Records provided:
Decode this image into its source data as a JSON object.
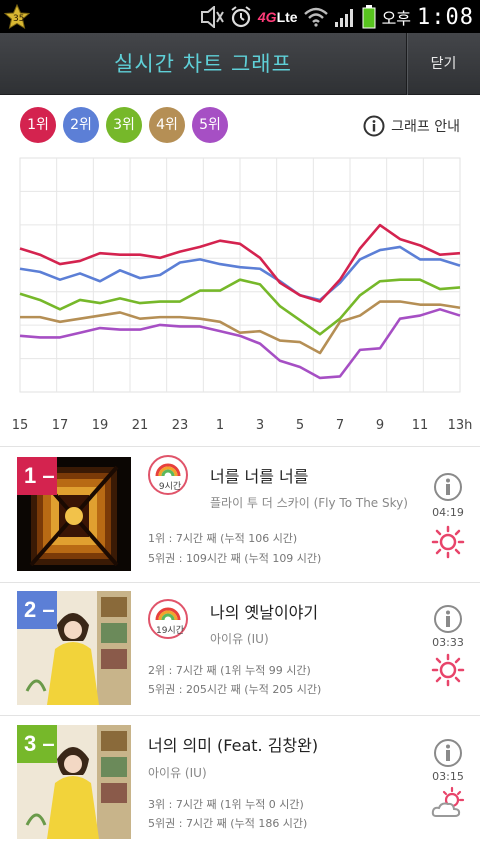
{
  "status_bar": {
    "badge_count": "35",
    "network": "Lte",
    "network_prefix": "4G",
    "ampm": "오후",
    "time": "1:08",
    "icons": [
      "notification-star-icon",
      "mute-icon",
      "alarm-icon",
      "wifi-icon",
      "signal-icon",
      "battery-icon"
    ]
  },
  "header": {
    "title": "실시간 차트 그래프",
    "close_label": "닫기"
  },
  "ranks": [
    {
      "label": "1위",
      "color": "#d4234f"
    },
    {
      "label": "2위",
      "color": "#5c7fd6"
    },
    {
      "label": "3위",
      "color": "#76b82a"
    },
    {
      "label": "4위",
      "color": "#b58f55"
    },
    {
      "label": "5위",
      "color": "#a64fc4"
    }
  ],
  "guide_label": "그래프 안내",
  "chart_data": {
    "type": "line",
    "x": [
      "15",
      "16",
      "17",
      "18",
      "19",
      "20",
      "21",
      "22",
      "23",
      "24",
      "1",
      "2",
      "3",
      "4",
      "5",
      "6",
      "7",
      "8",
      "9",
      "10",
      "11",
      "12",
      "13h"
    ],
    "x_tick_labels": [
      "15",
      "17",
      "19",
      "21",
      "23",
      "1",
      "3",
      "5",
      "7",
      "9",
      "11",
      "13h"
    ],
    "series": [
      {
        "name": "1위",
        "color": "#d4234f",
        "values": [
          92,
          88,
          82,
          84,
          89,
          88,
          88,
          86,
          90,
          93,
          97,
          95,
          86,
          70,
          62,
          58,
          72,
          92,
          107,
          98,
          94,
          88,
          89
        ]
      },
      {
        "name": "2위",
        "color": "#5c7fd6",
        "values": [
          79,
          77,
          72,
          76,
          71,
          78,
          73,
          75,
          83,
          85,
          82,
          80,
          79,
          71,
          62,
          59,
          70,
          85,
          91,
          93,
          85,
          85,
          81
        ]
      },
      {
        "name": "3위",
        "color": "#76b82a",
        "values": [
          63,
          59,
          53,
          59,
          57,
          60,
          57,
          58,
          58,
          65,
          65,
          72,
          69,
          55,
          46,
          37,
          47,
          62,
          71,
          72,
          72,
          66,
          67
        ]
      },
      {
        "name": "4위",
        "color": "#b58f55",
        "values": [
          48,
          48,
          45,
          47,
          49,
          51,
          47,
          48,
          48,
          47,
          45,
          38,
          39,
          33,
          32,
          25,
          45,
          49,
          58,
          58,
          56,
          56,
          54
        ]
      },
      {
        "name": "5위",
        "color": "#a64fc4",
        "values": [
          36,
          35,
          35,
          38,
          41,
          40,
          40,
          43,
          42,
          42,
          39,
          36,
          31,
          20,
          16,
          9,
          10,
          27,
          28,
          47,
          49,
          53,
          49
        ]
      }
    ],
    "ylim": [
      0,
      150
    ],
    "grid": true
  },
  "songs": [
    {
      "rank": "1",
      "rank_color": "#d4234f",
      "hours_badge": "9시간",
      "title": "너를 너를 너를",
      "artist": "플라이 투 더 스카이 (Fly To The Sky)",
      "stat_1": "1위 : 7시간 째 (누적 106 시간)",
      "stat_2": "5위권 : 109시간 째 (누적 109 시간)",
      "time": "04:19",
      "weather_icon": "sun-icon"
    },
    {
      "rank": "2",
      "rank_color": "#5c7fd6",
      "hours_badge": "19시간",
      "title": "나의 옛날이야기",
      "artist": "아이유 (IU)",
      "stat_1": "2위 : 7시간 째 (1위 누적 99 시간)",
      "stat_2": "5위권 : 205시간 째 (누적 205 시간)",
      "time": "03:33",
      "weather_icon": "sun-icon"
    },
    {
      "rank": "3",
      "rank_color": "#76b82a",
      "title": "너의 의미 (Feat. 김창완)",
      "artist": "아이유 (IU)",
      "stat_1": "3위 : 7시간 째 (1위 누적 0 시간)",
      "stat_2": "5위권 : 7시간 째 (누적 186 시간)",
      "time": "03:15",
      "weather_icon": "partly-cloudy-icon"
    }
  ]
}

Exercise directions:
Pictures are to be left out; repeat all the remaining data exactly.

Task answer:
Decode this image into its source data as a JSON object.
{
  "status_bar": {
    "badge_count": "35",
    "network": "Lte",
    "network_prefix": "4G",
    "ampm": "오후",
    "time": "1:08",
    "icons": [
      "notification-star-icon",
      "mute-icon",
      "alarm-icon",
      "wifi-icon",
      "signal-icon",
      "battery-icon"
    ]
  },
  "header": {
    "title": "실시간 차트 그래프",
    "close_label": "닫기"
  },
  "ranks": [
    {
      "label": "1위",
      "color": "#d4234f"
    },
    {
      "label": "2위",
      "color": "#5c7fd6"
    },
    {
      "label": "3위",
      "color": "#76b82a"
    },
    {
      "label": "4위",
      "color": "#b58f55"
    },
    {
      "label": "5위",
      "color": "#a64fc4"
    }
  ],
  "guide_label": "그래프 안내",
  "chart_data": {
    "type": "line",
    "x": [
      "15",
      "16",
      "17",
      "18",
      "19",
      "20",
      "21",
      "22",
      "23",
      "24",
      "1",
      "2",
      "3",
      "4",
      "5",
      "6",
      "7",
      "8",
      "9",
      "10",
      "11",
      "12",
      "13h"
    ],
    "x_tick_labels": [
      "15",
      "17",
      "19",
      "21",
      "23",
      "1",
      "3",
      "5",
      "7",
      "9",
      "11",
      "13h"
    ],
    "series": [
      {
        "name": "1위",
        "color": "#d4234f",
        "values": [
          92,
          88,
          82,
          84,
          89,
          88,
          88,
          86,
          90,
          93,
          97,
          95,
          86,
          70,
          62,
          58,
          72,
          92,
          107,
          98,
          94,
          88,
          89
        ]
      },
      {
        "name": "2위",
        "color": "#5c7fd6",
        "values": [
          79,
          77,
          72,
          76,
          71,
          78,
          73,
          75,
          83,
          85,
          82,
          80,
          79,
          71,
          62,
          59,
          70,
          85,
          91,
          93,
          85,
          85,
          81
        ]
      },
      {
        "name": "3위",
        "color": "#76b82a",
        "values": [
          63,
          59,
          53,
          59,
          57,
          60,
          57,
          58,
          58,
          65,
          65,
          72,
          69,
          55,
          46,
          37,
          47,
          62,
          71,
          72,
          72,
          66,
          67
        ]
      },
      {
        "name": "4위",
        "color": "#b58f55",
        "values": [
          48,
          48,
          45,
          47,
          49,
          51,
          47,
          48,
          48,
          47,
          45,
          38,
          39,
          33,
          32,
          25,
          45,
          49,
          58,
          58,
          56,
          56,
          54
        ]
      },
      {
        "name": "5위",
        "color": "#a64fc4",
        "values": [
          36,
          35,
          35,
          38,
          41,
          40,
          40,
          43,
          42,
          42,
          39,
          36,
          31,
          20,
          16,
          9,
          10,
          27,
          28,
          47,
          49,
          53,
          49
        ]
      }
    ],
    "ylim": [
      0,
      150
    ],
    "grid": true
  },
  "songs": [
    {
      "rank": "1",
      "rank_color": "#d4234f",
      "hours_badge": "9시간",
      "title": "너를 너를 너를",
      "artist": "플라이 투 더 스카이 (Fly To The Sky)",
      "stat_1": "1위 : 7시간 째 (누적 106 시간)",
      "stat_2": "5위권 : 109시간 째 (누적 109 시간)",
      "time": "04:19",
      "weather_icon": "sun-icon"
    },
    {
      "rank": "2",
      "rank_color": "#5c7fd6",
      "hours_badge": "19시간",
      "title": "나의 옛날이야기",
      "artist": "아이유 (IU)",
      "stat_1": "2위 : 7시간 째 (1위 누적 99 시간)",
      "stat_2": "5위권 : 205시간 째 (누적 205 시간)",
      "time": "03:33",
      "weather_icon": "sun-icon"
    },
    {
      "rank": "3",
      "rank_color": "#76b82a",
      "title": "너의 의미 (Feat. 김창완)",
      "artist": "아이유 (IU)",
      "stat_1": "3위 : 7시간 째 (1위 누적 0 시간)",
      "stat_2": "5위권 : 7시간 째 (누적 186 시간)",
      "time": "03:15",
      "weather_icon": "partly-cloudy-icon"
    }
  ]
}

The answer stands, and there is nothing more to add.